Phoenix-area home prices shot up from September 2011 to last summer, before slowing down and then even dropping a little earlier this year, the report says. Then, this June – after three months of almost stagnant prices – the median single-family-home price rose to $211,000. That's up 11 percent from $190,000 in June 2013. However, the report's author says we're not likely to see much more forward movement for a while.
"We're in an 11-month slump in demand; sales were very low in the spring," said Mike Orr, director of the Center for Real Estate Theory and Practice at the W. P. Carey School of Business. "There are a few positive signs that demand may gradually start to recover during the second half of this year, but we are unlikely to see much help for pricing until 2015 because there is always a long delay – typically nine to 15 months -- between any change in the market and the resulting change in pricing. Meantime, we may see a little downward correction, not a bubble bursting, as some have predicted."
While sales of luxury homes continue to do OK in this market, demand for other categories remains weak. Sales of single-family homes and condos were down 11 percent from June 2013 to June 2014.
Fewer investors are focusing their attention on the Phoenix area now that better bargains can be found elsewhere. The percentage of Phoenix-area residential properties purchased by investors dropped from the peak of 39.7 percent in July 2012 to 14.4 percent this June, which is around the norm.
"We are finally seeing a change in the trend of low household formation," Orr said. "The nation saw some improvement in the second quarter of 2014. This means more people may be moving out and renting or buying their own homes."

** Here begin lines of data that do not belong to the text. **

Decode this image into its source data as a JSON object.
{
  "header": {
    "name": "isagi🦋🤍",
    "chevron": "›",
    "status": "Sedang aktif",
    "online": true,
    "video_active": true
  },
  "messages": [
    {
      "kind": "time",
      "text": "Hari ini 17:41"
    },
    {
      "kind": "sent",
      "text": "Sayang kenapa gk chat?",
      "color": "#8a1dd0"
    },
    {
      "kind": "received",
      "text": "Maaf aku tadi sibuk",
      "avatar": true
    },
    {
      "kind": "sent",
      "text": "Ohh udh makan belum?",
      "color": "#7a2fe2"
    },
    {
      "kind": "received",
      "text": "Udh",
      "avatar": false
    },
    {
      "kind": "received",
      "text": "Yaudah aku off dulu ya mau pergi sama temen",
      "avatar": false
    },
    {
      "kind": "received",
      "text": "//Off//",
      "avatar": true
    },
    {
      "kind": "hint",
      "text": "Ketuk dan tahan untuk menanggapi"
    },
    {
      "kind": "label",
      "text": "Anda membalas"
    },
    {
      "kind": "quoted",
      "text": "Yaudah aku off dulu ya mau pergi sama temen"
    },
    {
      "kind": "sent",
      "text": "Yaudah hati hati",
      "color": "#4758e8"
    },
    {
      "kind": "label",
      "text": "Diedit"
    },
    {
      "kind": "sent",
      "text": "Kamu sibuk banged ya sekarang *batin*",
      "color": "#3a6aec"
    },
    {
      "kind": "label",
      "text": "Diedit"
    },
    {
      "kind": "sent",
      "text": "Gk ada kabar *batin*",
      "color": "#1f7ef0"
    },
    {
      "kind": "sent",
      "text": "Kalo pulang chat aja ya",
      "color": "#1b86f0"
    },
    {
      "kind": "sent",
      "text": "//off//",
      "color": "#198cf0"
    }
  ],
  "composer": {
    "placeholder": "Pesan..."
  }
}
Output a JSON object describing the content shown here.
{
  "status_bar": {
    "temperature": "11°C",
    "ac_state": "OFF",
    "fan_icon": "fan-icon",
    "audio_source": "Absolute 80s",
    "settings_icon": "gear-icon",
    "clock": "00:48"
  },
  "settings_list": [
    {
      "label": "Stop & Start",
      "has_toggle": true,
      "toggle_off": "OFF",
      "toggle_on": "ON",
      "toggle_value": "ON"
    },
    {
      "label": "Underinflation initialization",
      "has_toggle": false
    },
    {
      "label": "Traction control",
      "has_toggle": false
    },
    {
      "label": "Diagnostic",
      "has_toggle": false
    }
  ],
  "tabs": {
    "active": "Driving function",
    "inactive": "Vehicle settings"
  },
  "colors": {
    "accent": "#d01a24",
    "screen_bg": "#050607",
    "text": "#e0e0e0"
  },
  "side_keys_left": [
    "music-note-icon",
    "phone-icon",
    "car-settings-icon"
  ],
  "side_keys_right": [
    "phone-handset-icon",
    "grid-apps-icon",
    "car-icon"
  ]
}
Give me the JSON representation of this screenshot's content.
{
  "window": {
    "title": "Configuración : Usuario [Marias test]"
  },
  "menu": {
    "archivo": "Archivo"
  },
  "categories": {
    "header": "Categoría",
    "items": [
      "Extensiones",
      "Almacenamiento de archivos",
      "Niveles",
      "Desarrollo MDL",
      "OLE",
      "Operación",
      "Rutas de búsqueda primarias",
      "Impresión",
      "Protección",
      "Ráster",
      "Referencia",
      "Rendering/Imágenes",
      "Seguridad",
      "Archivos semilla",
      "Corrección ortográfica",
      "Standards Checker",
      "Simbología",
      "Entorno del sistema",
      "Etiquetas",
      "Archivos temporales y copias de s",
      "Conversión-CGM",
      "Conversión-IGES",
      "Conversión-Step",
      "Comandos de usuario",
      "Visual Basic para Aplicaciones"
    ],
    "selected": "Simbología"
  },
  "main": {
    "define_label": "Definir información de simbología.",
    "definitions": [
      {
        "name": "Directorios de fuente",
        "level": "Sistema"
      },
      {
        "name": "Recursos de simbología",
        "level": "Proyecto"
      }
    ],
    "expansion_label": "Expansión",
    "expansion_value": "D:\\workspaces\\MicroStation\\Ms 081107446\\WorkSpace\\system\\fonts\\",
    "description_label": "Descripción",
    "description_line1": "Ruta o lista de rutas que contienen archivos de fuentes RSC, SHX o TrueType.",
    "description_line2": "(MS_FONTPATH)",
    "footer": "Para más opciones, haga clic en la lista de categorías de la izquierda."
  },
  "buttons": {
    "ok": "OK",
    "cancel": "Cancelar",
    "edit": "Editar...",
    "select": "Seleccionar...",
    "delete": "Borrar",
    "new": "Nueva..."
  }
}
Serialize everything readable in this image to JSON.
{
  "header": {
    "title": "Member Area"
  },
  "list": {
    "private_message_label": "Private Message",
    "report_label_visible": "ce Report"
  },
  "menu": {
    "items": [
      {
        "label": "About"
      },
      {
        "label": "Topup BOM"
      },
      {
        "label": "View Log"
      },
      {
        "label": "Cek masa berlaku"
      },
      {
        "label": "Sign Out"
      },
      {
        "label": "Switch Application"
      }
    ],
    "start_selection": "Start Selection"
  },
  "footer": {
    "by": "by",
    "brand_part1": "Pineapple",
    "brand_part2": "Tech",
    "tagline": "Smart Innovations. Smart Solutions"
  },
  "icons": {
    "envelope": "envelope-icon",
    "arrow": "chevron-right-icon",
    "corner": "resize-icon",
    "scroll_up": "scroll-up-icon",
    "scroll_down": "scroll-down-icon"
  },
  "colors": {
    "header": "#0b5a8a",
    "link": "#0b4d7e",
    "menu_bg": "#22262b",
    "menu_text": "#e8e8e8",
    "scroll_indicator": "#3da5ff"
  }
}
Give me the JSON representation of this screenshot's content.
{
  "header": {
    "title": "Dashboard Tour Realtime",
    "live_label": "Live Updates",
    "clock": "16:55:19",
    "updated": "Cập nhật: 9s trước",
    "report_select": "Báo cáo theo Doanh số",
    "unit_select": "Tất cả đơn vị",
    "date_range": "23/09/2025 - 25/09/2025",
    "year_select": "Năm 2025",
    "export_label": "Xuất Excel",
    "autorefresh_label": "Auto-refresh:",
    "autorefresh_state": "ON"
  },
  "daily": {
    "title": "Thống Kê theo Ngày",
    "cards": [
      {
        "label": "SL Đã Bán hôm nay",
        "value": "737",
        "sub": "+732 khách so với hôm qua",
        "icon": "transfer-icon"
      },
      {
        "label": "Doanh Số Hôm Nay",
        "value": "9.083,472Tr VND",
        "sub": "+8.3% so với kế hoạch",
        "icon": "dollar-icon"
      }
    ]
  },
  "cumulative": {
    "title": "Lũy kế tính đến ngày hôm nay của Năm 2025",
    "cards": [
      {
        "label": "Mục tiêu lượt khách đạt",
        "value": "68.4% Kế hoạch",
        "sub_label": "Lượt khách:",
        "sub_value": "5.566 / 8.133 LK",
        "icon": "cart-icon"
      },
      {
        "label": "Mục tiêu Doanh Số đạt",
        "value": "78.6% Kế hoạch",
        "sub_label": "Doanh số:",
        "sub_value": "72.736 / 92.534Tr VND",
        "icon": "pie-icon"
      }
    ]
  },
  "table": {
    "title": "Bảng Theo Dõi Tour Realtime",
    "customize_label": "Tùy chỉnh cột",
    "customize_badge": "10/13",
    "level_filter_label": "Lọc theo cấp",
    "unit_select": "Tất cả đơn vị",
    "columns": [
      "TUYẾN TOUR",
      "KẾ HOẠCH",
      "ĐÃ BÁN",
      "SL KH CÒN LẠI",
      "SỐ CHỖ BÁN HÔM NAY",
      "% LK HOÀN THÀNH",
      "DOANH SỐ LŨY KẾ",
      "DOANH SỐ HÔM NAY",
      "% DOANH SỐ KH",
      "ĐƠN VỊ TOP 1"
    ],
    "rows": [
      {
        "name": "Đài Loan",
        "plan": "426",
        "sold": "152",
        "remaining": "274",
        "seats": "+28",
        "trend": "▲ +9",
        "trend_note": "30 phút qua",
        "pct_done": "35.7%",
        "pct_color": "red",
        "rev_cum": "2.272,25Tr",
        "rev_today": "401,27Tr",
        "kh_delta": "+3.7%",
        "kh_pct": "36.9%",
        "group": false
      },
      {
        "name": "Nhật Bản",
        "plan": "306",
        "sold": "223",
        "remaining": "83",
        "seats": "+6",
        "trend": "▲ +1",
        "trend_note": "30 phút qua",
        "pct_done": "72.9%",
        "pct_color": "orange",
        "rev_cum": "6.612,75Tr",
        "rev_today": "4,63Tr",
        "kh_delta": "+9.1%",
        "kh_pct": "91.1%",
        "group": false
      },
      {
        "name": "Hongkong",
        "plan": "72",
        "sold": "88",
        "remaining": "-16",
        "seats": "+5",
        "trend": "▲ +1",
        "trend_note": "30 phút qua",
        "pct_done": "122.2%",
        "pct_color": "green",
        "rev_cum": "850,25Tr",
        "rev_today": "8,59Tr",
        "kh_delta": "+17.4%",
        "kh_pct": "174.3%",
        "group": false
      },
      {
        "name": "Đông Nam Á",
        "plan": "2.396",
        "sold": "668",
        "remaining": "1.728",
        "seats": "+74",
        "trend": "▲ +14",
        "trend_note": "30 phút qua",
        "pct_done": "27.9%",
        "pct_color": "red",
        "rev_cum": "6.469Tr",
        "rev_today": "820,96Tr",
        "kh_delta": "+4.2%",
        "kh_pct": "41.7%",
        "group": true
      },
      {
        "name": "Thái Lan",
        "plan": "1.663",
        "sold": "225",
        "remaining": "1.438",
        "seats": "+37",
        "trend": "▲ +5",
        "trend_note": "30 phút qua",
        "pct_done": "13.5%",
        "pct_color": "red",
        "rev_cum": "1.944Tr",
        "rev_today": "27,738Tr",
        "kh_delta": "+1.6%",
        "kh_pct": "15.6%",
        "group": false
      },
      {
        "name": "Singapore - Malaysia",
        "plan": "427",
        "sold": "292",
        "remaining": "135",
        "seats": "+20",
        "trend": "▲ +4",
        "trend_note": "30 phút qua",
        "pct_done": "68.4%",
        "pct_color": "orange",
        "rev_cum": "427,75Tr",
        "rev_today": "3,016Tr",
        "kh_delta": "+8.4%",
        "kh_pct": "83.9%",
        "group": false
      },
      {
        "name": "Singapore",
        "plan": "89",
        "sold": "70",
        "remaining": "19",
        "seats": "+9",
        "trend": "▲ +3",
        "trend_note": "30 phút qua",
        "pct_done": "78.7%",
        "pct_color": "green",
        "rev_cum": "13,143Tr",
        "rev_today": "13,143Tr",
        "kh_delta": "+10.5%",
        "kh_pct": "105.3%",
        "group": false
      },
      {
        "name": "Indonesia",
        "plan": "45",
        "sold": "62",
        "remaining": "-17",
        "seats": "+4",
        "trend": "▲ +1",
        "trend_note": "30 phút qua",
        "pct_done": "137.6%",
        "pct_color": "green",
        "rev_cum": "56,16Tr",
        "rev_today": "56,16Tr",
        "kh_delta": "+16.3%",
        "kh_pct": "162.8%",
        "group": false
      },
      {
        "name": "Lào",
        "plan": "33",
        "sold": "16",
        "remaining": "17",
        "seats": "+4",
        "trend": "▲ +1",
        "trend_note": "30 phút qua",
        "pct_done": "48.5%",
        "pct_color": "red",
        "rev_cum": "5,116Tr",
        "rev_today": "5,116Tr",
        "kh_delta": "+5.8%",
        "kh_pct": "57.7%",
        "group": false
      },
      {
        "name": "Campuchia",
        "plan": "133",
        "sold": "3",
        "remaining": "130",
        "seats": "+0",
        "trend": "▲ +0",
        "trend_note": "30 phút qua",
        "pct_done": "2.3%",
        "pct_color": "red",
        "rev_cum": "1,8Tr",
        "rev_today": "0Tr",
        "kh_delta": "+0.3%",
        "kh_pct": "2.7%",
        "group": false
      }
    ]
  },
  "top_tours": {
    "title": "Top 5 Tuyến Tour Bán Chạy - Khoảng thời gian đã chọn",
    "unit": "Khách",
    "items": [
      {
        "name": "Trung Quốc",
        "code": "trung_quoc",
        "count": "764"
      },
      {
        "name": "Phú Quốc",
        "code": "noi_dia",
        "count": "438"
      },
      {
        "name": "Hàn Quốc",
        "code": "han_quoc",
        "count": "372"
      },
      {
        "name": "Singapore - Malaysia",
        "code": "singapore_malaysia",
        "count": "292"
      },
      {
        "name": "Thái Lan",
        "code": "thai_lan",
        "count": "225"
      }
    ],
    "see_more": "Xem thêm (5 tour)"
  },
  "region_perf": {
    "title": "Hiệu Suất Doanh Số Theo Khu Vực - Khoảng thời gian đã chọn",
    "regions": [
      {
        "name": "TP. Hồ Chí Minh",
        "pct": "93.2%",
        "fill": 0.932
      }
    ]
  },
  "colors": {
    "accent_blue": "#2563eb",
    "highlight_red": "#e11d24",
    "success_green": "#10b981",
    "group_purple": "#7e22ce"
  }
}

Still, the supply of homes available for sale, especially at the lower end of the market, remains slim, the report shows. Active listings (excluding homes already under contract) fell 5 percent during June. Also, new foreclosures aren't broadly becoming available to create new supply. Completed foreclosures went down 35 percent from last June to this June.